### YOUR TASK
Nothing in the records below may change; print them all exactly.

### DATA EXTRACTS
•••
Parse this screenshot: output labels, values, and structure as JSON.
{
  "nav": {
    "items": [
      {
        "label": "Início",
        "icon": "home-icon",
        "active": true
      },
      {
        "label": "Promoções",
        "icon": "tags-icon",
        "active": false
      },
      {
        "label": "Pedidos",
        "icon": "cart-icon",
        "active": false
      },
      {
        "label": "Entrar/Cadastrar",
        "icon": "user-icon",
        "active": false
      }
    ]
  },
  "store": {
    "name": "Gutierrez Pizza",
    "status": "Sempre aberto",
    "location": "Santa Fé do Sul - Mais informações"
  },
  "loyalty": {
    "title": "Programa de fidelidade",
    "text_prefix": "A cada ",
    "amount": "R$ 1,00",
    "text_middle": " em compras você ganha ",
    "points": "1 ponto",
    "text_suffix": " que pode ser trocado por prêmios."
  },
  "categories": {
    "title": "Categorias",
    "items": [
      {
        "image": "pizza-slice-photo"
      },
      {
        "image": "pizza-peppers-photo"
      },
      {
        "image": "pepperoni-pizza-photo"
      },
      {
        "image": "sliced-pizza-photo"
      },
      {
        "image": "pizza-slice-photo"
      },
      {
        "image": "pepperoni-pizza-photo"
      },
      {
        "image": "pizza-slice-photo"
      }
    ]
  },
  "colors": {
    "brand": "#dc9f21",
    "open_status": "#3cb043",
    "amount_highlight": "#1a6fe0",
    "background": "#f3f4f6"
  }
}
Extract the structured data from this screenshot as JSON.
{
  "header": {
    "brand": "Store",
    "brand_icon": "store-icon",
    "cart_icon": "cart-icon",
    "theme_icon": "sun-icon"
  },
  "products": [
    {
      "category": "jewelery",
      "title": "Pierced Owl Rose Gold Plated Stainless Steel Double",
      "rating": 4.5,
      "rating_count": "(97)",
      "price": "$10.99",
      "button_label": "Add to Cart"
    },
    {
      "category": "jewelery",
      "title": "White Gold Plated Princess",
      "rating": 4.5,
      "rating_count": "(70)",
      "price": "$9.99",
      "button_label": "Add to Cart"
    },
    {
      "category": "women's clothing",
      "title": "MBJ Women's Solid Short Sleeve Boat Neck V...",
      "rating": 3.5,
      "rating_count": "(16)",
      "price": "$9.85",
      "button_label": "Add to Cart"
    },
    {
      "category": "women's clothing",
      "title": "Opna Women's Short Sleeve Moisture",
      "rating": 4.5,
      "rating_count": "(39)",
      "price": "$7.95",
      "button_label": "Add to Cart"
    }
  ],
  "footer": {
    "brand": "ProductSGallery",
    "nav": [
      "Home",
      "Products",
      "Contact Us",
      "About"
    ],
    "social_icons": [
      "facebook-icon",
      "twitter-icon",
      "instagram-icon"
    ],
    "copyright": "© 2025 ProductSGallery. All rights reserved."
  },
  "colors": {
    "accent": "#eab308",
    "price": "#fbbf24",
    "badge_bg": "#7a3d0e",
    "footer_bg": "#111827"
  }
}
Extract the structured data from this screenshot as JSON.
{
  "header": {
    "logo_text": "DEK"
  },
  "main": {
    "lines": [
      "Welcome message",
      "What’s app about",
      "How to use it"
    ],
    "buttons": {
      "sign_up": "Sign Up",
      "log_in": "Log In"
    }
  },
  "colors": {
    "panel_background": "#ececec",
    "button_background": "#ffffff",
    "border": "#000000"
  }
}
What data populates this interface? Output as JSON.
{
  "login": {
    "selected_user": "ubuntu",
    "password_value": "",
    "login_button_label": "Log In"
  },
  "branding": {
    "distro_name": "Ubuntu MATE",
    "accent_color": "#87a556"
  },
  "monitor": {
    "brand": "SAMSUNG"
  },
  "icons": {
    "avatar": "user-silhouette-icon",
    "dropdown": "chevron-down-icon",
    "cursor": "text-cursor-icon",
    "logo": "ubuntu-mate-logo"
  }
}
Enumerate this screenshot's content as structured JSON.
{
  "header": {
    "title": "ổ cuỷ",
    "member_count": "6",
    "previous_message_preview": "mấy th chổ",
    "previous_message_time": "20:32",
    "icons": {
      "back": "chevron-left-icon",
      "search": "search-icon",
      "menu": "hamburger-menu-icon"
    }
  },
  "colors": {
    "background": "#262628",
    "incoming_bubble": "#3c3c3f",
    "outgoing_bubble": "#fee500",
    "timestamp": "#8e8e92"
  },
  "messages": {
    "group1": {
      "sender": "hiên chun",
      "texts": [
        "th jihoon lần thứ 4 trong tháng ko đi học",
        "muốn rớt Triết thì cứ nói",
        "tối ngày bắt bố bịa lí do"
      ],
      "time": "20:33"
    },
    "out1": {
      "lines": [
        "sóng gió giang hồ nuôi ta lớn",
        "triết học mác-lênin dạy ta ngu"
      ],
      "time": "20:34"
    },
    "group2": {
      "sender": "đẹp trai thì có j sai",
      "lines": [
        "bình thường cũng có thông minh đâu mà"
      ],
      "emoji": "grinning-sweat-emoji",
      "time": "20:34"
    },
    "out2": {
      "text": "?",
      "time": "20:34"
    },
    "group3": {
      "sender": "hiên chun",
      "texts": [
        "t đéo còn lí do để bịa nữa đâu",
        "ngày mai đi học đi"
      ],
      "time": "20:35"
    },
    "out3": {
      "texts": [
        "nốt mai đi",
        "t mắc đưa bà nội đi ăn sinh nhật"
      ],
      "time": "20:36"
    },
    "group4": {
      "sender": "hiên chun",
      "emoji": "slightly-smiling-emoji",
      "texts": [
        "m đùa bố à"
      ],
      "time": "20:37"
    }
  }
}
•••
### SOLUTION FOR THIS PROBLEM
Parse this screenshot: output labels, values, and structure as JSON.
{
  "nav": {
    "items": [
      {
        "label": "Início",
        "icon": "home-icon",
        "active": true
      },
      {
        "label": "Promoções",
        "icon": "tags-icon",
        "active": false
      },
      {
        "label": "Pedidos",
        "icon": "cart-icon",
        "active": false
      },
      {
        "label": "Entrar/Cadastrar",
        "icon": "user-icon",
        "active": false
      }
    ]
  },
  "store": {
    "name": "Gutierrez Pizza",
    "status": "Sempre aberto",
    "location": "Santa Fé do Sul - Mais informações"
  },
  "loyalty": {
    "title": "Programa de fidelidade",
    "text_prefix": "A cada ",
    "amount": "R$ 1,00",
    "text_middle": " em compras você ganha ",
    "points": "1 ponto",
    "text_suffix": " que pode ser trocado por prêmios."
  },
  "categories": {
    "title": "Categorias",
    "items": [
      {
        "image": "pizza-slice-photo"
      },
      {
        "image": "pizza-peppers-photo"
      },
      {
        "image": "pepperoni-pizza-photo"
      },
      {
        "image": "sliced-pizza-photo"
      },
      {
        "image": "pizza-slice-photo"
      },
      {
        "image": "pepperoni-pizza-photo"
      },
      {
        "image": "pizza-slice-photo"
      }
    ]
  },
  "colors": {
    "brand": "#dc9f21",
    "open_status": "#3cb043",
    "amount_highlight": "#1a6fe0",
    "background": "#f3f4f6"
  }
}
Extract the structured data from this screenshot as JSON.
{
  "header": {
    "brand": "Store",
    "brand_icon": "store-icon",
    "cart_icon": "cart-icon",
    "theme_icon": "sun-icon"
  },
  "products": [
    {
      "category": "jewelery",
      "title": "Pierced Owl Rose Gold Plated Stainless Steel Double",
      "rating": 4.5,
      "rating_count": "(97)",
      "price": "$10.99",
      "button_label": "Add to Cart"
    },
    {
      "category": "jewelery",
      "title": "White Gold Plated Princess",
      "rating": 4.5,
      "rating_count": "(70)",
      "price": "$9.99",
      "button_label": "Add to Cart"
    },
    {
      "category": "women's clothing",
      "title": "MBJ Women's Solid Short Sleeve Boat Neck V...",
      "rating": 3.5,
      "rating_count": "(16)",
      "price": "$9.85",
      "button_label": "Add to Cart"
    },
    {
      "category": "women's clothing",
      "title": "Opna Women's Short Sleeve Moisture",
      "rating": 4.5,
      "rating_count": "(39)",
      "price": "$7.95",
      "button_label": "Add to Cart"
    }
  ],
  "footer": {
    "brand": "ProductSGallery",
    "nav": [
      "Home",
      "Products",
      "Contact Us",
      "About"
    ],
    "social_icons": [
      "facebook-icon",
      "twitter-icon",
      "instagram-icon"
    ],
    "copyright": "© 2025 ProductSGallery. All rights reserved."
  },
  "colors": {
    "accent": "#eab308",
    "price": "#fbbf24",
    "badge_bg": "#7a3d0e",
    "footer_bg": "#111827"
  }
}
Extract the structured data from this screenshot as JSON.
{
  "header": {
    "logo_text": "DEK"
  },
  "main": {
    "lines": [
      "Welcome message",
      "What’s app about",
      "How to use it"
    ],
    "buttons": {
      "sign_up": "Sign Up",
      "log_in": "Log In"
    }
  },
  "colors": {
    "panel_background": "#ececec",
    "button_background": "#ffffff",
    "border": "#000000"
  }
}
What data populates this interface? Output as JSON.
{
  "login": {
    "selected_user": "ubuntu",
    "password_value": "",
    "login_button_label": "Log In"
  },
  "branding": {
    "distro_name": "Ubuntu MATE",
    "accent_color": "#87a556"
  },
  "monitor": {
    "brand": "SAMSUNG"
  },
  "icons": {
    "avatar": "user-silhouette-icon",
    "dropdown": "chevron-down-icon",
    "cursor": "text-cursor-icon",
    "logo": "ubuntu-mate-logo"
  }
}
Enumerate this screenshot's content as structured JSON.
{
  "header": {
    "title": "ổ cuỷ",
    "member_count": "6",
    "previous_message_preview": "mấy th chổ",
    "previous_message_time": "20:32",
    "icons": {
      "back": "chevron-left-icon",
      "search": "search-icon",
      "menu": "hamburger-menu-icon"
    }
  },
  "colors": {
    "background": "#262628",
    "incoming_bubble": "#3c3c3f",
    "outgoing_bubble": "#fee500",
    "timestamp": "#8e8e92"
  },
  "messages": {
    "group1": {
      "sender": "hiên chun",
      "texts": [
        "th jihoon lần thứ 4 trong tháng ko đi học",
        "muốn rớt Triết thì cứ nói",
        "tối ngày bắt bố bịa lí do"
      ],
      "time": "20:33"
    },
    "out1": {
      "lines": [
        "sóng gió giang hồ nuôi ta lớn",
        "triết học mác-lênin dạy ta ngu"
      ],
      "time": "20:34"
    },
    "group2": {
      "sender": "đẹp trai thì có j sai",
      "lines": [
        "bình thường cũng có thông minh đâu mà"
      ],
      "emoji": "grinning-sweat-emoji",
      "time": "20:34"
    },
    "out2": {
      "text": "?",
      "time": "20:34"
    },
    "group3": {
      "sender": "hiên chun",
      "texts": [
        "t đéo còn lí do để bịa nữa đâu",
        "ngày mai đi học đi"
      ],
      "time": "20:35"
    },
    "out3": {
      "texts": [
        "nốt mai đi",
        "t mắc đưa bà nội đi ăn sinh nhật"
      ],
      "time": "20:36"
    },
    "group4": {
      "sender": "hiên chun",
      "emoji": "slightly-smiling-emoji",
      "texts": [
        "m đùa bố à"
      ],
      "time": "20:37"
    }
  }
}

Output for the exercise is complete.